"We are thankful to Monsanto Company for their support of the Garden's important mission through the years, and for their continued recognition of the vital plant science and conservation work that we undertake," said Wyse Jackson.
NOTE: Digital images available by request or via Flickr. Download media materials at www.mobot.org/media.

About Monsanto Company

Monsanto Company is a leading global provider of technology-based solutions and agricultural products that improve farm productivity and food quality. Monsanto remains focused on enabling both small-holder and large-scale farmers to produce more from their land while conserving more of our world's natural resources such as water and energy. To learn more about our business and our commitments, please visit: www.monsanto.com.
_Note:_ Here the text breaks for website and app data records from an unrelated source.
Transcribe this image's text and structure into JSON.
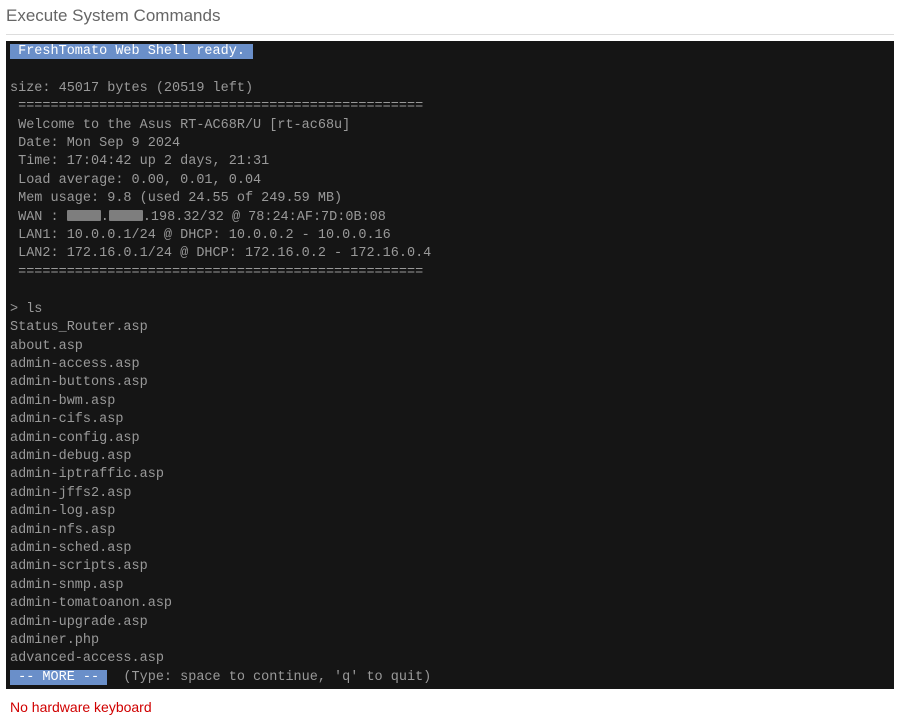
{
  "title": "Execute System Commands",
  "shell_ready": " FreshTomato Web Shell ready. ",
  "size_line": "size: 45017 bytes (20519 left)",
  "divider": " ==================================================",
  "welcome": " Welcome to the Asus RT-AC68R/U [rt-ac68u]",
  "date": " Date: Mon Sep 9 2024",
  "time": " Time: 17:04:42 up 2 days, 21:31",
  "load": " Load average: 0.00, 0.01, 0.04",
  "mem": " Mem usage: 9.8 (used 24.55 of 249.59 MB)",
  "wan_prefix": " WAN : ",
  "wan_mid": ".",
  "wan_suffix": ".198.32/32 @ 78:24:AF:7D:0B:08",
  "lan1": " LAN1: 10.0.0.1/24 @ DHCP: 10.0.0.2 - 10.0.0.16",
  "lan2": " LAN2: 172.16.0.1/24 @ DHCP: 172.16.0.2 - 172.16.0.4",
  "prompt": "> ls",
  "files": [
    "Status_Router.asp",
    "about.asp",
    "admin-access.asp",
    "admin-buttons.asp",
    "admin-bwm.asp",
    "admin-cifs.asp",
    "admin-config.asp",
    "admin-debug.asp",
    "admin-iptraffic.asp",
    "admin-jffs2.asp",
    "admin-log.asp",
    "admin-nfs.asp",
    "admin-sched.asp",
    "admin-scripts.asp",
    "admin-snmp.asp",
    "admin-tomatoanon.asp",
    "admin-upgrade.asp",
    "adminer.php",
    "advanced-access.asp"
  ],
  "more_label": " -- MORE -- ",
  "more_hint": "  (Type: space to continue, 'q' to quit)",
  "footer": "No hardware keyboard"
}
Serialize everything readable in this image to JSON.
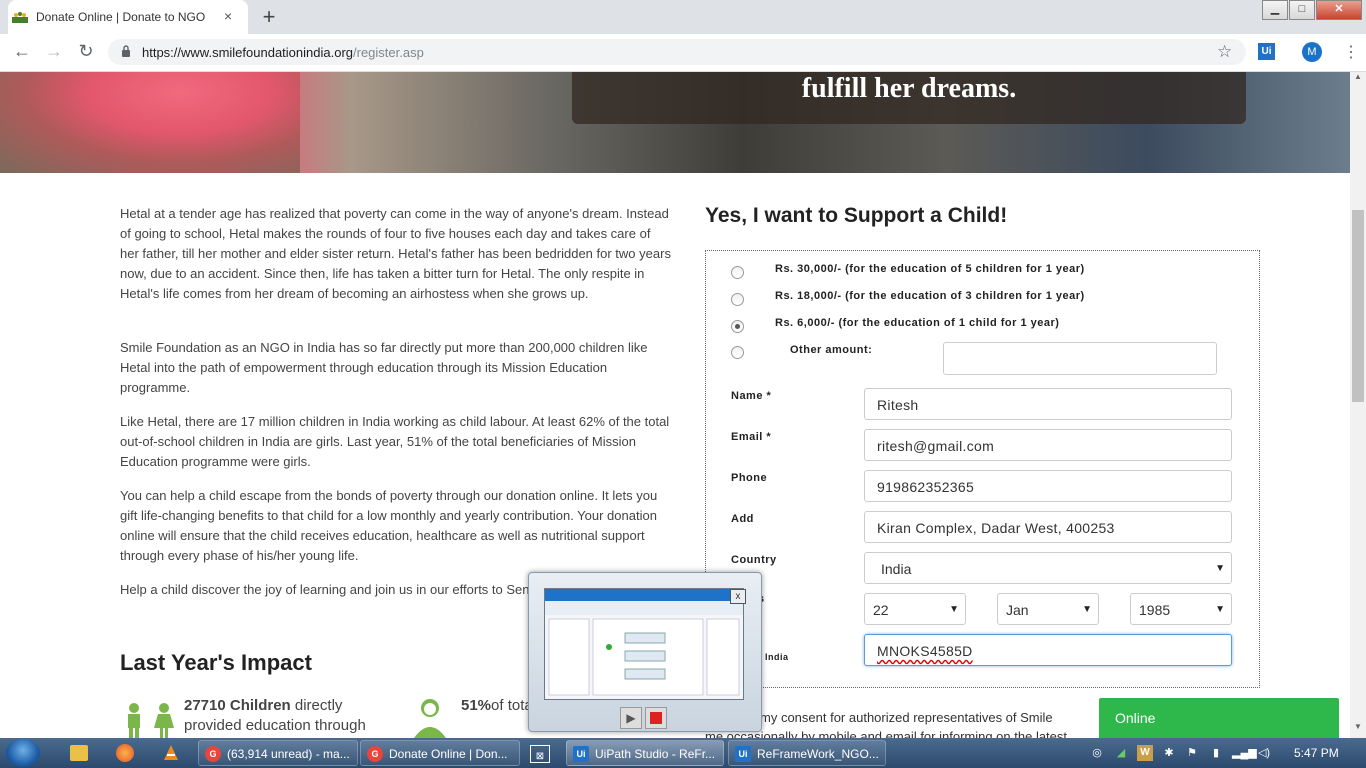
{
  "browser": {
    "tab_title": "Donate Online | Donate to NGO | Smile Foundation",
    "tab_close": "×",
    "new_tab": "+",
    "url_host": "https://www.smilefoundationindia.org",
    "url_path": "/register.asp",
    "back": "←",
    "forward": "→",
    "reload": "↻",
    "star": "☆",
    "ext_label": "Ui",
    "profile_initial": "M",
    "menu": "⋮",
    "win_min": "▁",
    "win_max": "□",
    "win_close": "✕"
  },
  "banner": {
    "caption": "fulfill her dreams."
  },
  "story": {
    "paragraphs": [
      "Hetal at a tender age has realized that poverty can come in the way of anyone's dream. Instead of going to school, Hetal makes the rounds of four to five houses each day and takes care of her father, till her mother and elder sister return. Hetal's father has been bedridden for two years now, due to an accident. Since then, life has taken a bitter turn for Hetal. The only respite in Hetal's life comes from her dream of becoming an airhostess when she grows up.",
      "Smile Foundation as an NGO in India has so far directly put more than 200,000 children like Hetal into the path of empowerment through education through its Mission Education programme.",
      "Like Hetal, there are 17 million children in India working as child labour. At least 62% of the total out-of-school children in India are girls. Last year, 51% of the total beneficiaries of Mission Education programme were girls.",
      "You can help a child escape from the bonds of poverty through our donation online. It lets you gift life-changing benefits to that child for a low monthly and yearly contribution. Your donation online will ensure that the child receives education, healthcare as well as nutritional support through every phase of his/her young life.",
      "Help a child discover the joy of learning and join us in our efforts to Send A Child To School!"
    ]
  },
  "impact": {
    "title": "Last Year's Impact",
    "stat1_bold": "27710 Children",
    "stat1_rest": " directly provided education through",
    "stat2_bold": "51%",
    "stat2_rest": "of total enrolled were girls"
  },
  "form": {
    "title": "Yes, I want to Support a Child!",
    "options": [
      {
        "label": "Rs. 30,000/- (for the education of 5 children for 1 year)",
        "selected": false
      },
      {
        "label": "Rs. 18,000/- (for the education of 3 children for 1 year)",
        "selected": false
      },
      {
        "label": "Rs. 6,000/- (for the education of 1 child for 1 year)",
        "selected": true
      },
      {
        "label": "Other amount:",
        "selected": false
      }
    ],
    "other_amount_value": "",
    "name_label": "Name *",
    "name_value": "Ritesh",
    "email_label": "Email *",
    "email_value": "ritesh@gmail.com",
    "phone_label": "Phone",
    "phone_value": "919862352365",
    "address_label": "Add",
    "address_value": "Kiran Complex, Dadar West, 400253",
    "country_label": "Country",
    "country_value": "India",
    "dob_label": "s",
    "dob_day": "22",
    "dob_month": "Jan",
    "dob_year": "1985",
    "pan_label": "r India",
    "pan_value": "MNOKS4585D",
    "caret": "▼"
  },
  "consent": {
    "line1": "my consent for authorized representatives of Smile",
    "line2": "me occasionally by mobile and email for informing on the latest"
  },
  "chat": {
    "label": "Online"
  },
  "preview": {
    "close": "x",
    "play": "▶"
  },
  "taskbar": {
    "tasks": [
      {
        "label": "(63,914 unread) - ma...",
        "icon_color": "#e8453c"
      },
      {
        "label": "Donate Online | Don...",
        "icon_color": "#e8453c"
      },
      {
        "label": "UiPath Studio - ReFr...",
        "icon_color": "#1e73c8"
      },
      {
        "label": "ReFrameWork_NGO...",
        "icon_color": "#1e73c8"
      }
    ],
    "task_icon_labels": [
      "G",
      "G",
      "Ui",
      "Ui"
    ],
    "clock": "5:47 PM"
  }
}
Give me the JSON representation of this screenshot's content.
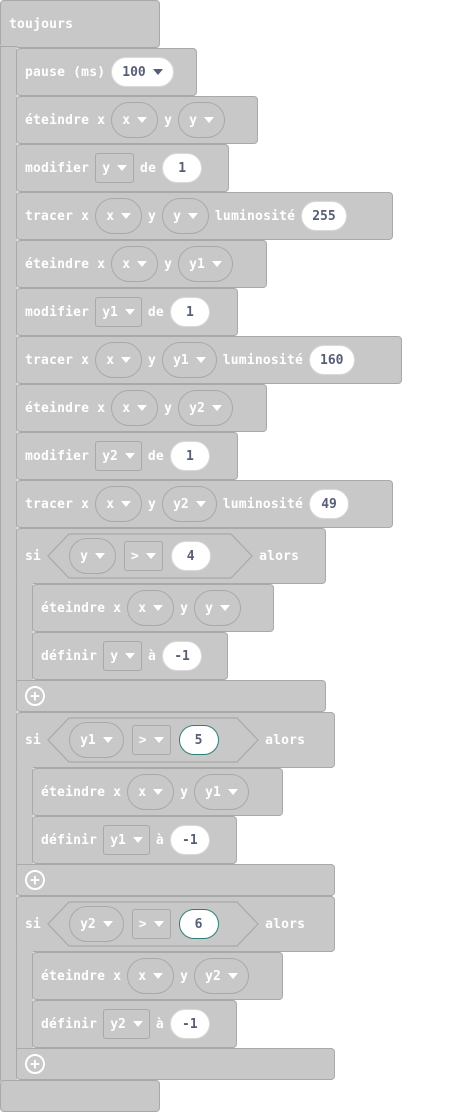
{
  "kw": {
    "toujours": "toujours",
    "pause": "pause (ms)",
    "eteindre": "éteindre x",
    "modifier": "modifier",
    "de": "de",
    "tracer": "tracer x",
    "y": "y",
    "luminosite": "luminosité",
    "si": "si",
    "alors": "alors",
    "definir": "définir",
    "a": "à"
  },
  "vars": {
    "x": "x",
    "y": "y",
    "y1": "y1",
    "y2": "y2"
  },
  "op": ">",
  "values": {
    "pause": "100",
    "change_y": "1",
    "bright_y": "255",
    "change_y1": "1",
    "bright_y1": "160",
    "change_y2": "1",
    "bright_y2": "49",
    "cond1": "4",
    "set1": "-1",
    "cond2": "5",
    "set2": "-1",
    "cond3": "6",
    "set3": "-1"
  },
  "colors": {
    "block": "#c8c8c8",
    "border": "#a9a9a9",
    "text_dark": "#575e75",
    "focus_teal": "#2e7d7a"
  },
  "icons": {
    "add": "plus-circle-icon",
    "dropdown": "caret-down-icon"
  }
}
Follow our business on Twitter® at www.twitter.com/MonsantoNews, on the company blog, Beyond the Rows at www.monsantoblog.com, or subscribe to our News Release RSS Feed.

About the Missouri Botanical Garden

The Missouri Botanical Garden's mission is "to discover and share knowledge about plants and their environment in order to preserve and enrich life." Today, 153 years after opening, the Missouri Botanical Garden is a National Historic Landmark and a center for science, conservation, education and horticultural display. Learn more at www.mobot.org.

Missouri Botanical Garden

Related Conservation Articles from Brightsurf:

New guide on using drones for conservation
Drones are a powerful tool for conservation - but they should only be used after careful consideration and planning, according to a new report.

Elephant genetics guide conservation
A large-scale study of African elephant genetics in Tanzania reveals the history of elephant populations, how they interact, and what areas may be critical to conserve in order to preserve genetic diversity of the species.

Measuring the true cost of conservation
BU Professor created the first high-resolution map of land value in the United states.

Environmental groups moving beyond conservation
Although non-governmental organizations (NGOs) have become powerful voices in world environmental politics, little is known of the global picture of this sector.

Hunting for the next generation of conservation stewards
Wildlife ecology students become the professionals responsible for managing the biodiversity of natural systems for species conservation.

Conservation research on lynx
Scientists at the Leibniz Institute for Zoo and Wildlife Research (Leibniz-IZW) and the Leibniz Institute for Molecular Pharmacology (Leibniz-FMP) discovered that selected anti-oxidative enzymes, especially the enzyme superoxide dismutase (SOD2), may play an important role to maintain the unusual longevity of the corpus luteum in lynxes.

New 'umbrella' species would massively improve conservation
The protection of Australia's threatened species could be improved by a factor of seven, if more efficient 'umbrella' species were prioritised for protection, according to University of Queensland research.

Trashed farmland could be a conservation treasure
Low-productivity agricultural land could be transformed into millions of hectares of conservation reserve across the world, according to University of Queensland-led research.

Bats in attics might be necessary for conservation
Researchers investigate and describe the conservation importance of buildings relative to natural, alternative roosts for little brown bats in Yellowstone National Park.

Applying biodiversity conservation research in practice
One million species are threatened with extinction, many of them already in the coming decades.

Read More: Conservation News and Conservation Current Events
Brightsurf.com is a participant in the Amazon Services LLC Associates Program, an affiliate advertising program designed to provide a means for sites to earn advertising fees by advertising and linking to Amazon.com.